▶ [EXERCISE AIM] Every record needs to be set down again without a single difference.
⁂
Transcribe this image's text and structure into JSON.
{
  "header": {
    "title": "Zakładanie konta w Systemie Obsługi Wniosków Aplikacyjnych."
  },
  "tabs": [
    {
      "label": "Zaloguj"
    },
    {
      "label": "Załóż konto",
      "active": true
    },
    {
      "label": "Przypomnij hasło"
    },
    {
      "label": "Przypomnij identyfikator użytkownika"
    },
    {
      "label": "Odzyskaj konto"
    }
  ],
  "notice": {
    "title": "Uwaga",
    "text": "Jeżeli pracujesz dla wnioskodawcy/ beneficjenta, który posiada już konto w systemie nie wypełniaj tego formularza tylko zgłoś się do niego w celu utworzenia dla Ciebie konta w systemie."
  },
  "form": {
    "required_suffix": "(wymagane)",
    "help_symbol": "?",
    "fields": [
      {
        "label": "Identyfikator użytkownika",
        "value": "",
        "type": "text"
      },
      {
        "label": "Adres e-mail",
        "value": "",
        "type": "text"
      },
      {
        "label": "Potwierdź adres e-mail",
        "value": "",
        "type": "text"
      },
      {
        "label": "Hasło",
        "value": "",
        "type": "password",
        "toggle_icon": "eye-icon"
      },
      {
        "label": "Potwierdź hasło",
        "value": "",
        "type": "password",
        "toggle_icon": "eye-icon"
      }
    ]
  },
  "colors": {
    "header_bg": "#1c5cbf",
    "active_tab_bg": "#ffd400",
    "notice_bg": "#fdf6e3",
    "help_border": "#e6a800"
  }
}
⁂
▶ [SOLUTION FOR THIS PROBLEM]
Transcribe this image's text and structure into JSON.
{
  "header": {
    "title": "Zakładanie konta w Systemie Obsługi Wniosków Aplikacyjnych."
  },
  "tabs": [
    {
      "label": "Zaloguj"
    },
    {
      "label": "Załóż konto",
      "active": true
    },
    {
      "label": "Przypomnij hasło"
    },
    {
      "label": "Przypomnij identyfikator użytkownika"
    },
    {
      "label": "Odzyskaj konto"
    }
  ],
  "notice": {
    "title": "Uwaga",
    "text": "Jeżeli pracujesz dla wnioskodawcy/ beneficjenta, który posiada już konto w systemie nie wypełniaj tego formularza tylko zgłoś się do niego w celu utworzenia dla Ciebie konta w systemie."
  },
  "form": {
    "required_suffix": "(wymagane)",
    "help_symbol": "?",
    "fields": [
      {
        "label": "Identyfikator użytkownika",
        "value": "",
        "type": "text"
      },
      {
        "label": "Adres e-mail",
        "value": "",
        "type": "text"
      },
      {
        "label": "Potwierdź adres e-mail",
        "value": "",
        "type": "text"
      },
      {
        "label": "Hasło",
        "value": "",
        "type": "password",
        "toggle_icon": "eye-icon"
      },
      {
        "label": "Potwierdź hasło",
        "value": "",
        "type": "password",
        "toggle_icon": "eye-icon"
      }
    ]
  },
  "colors": {
    "header_bg": "#1c5cbf",
    "active_tab_bg": "#ffd400",
    "notice_bg": "#fdf6e3",
    "help_border": "#e6a800"
  }
}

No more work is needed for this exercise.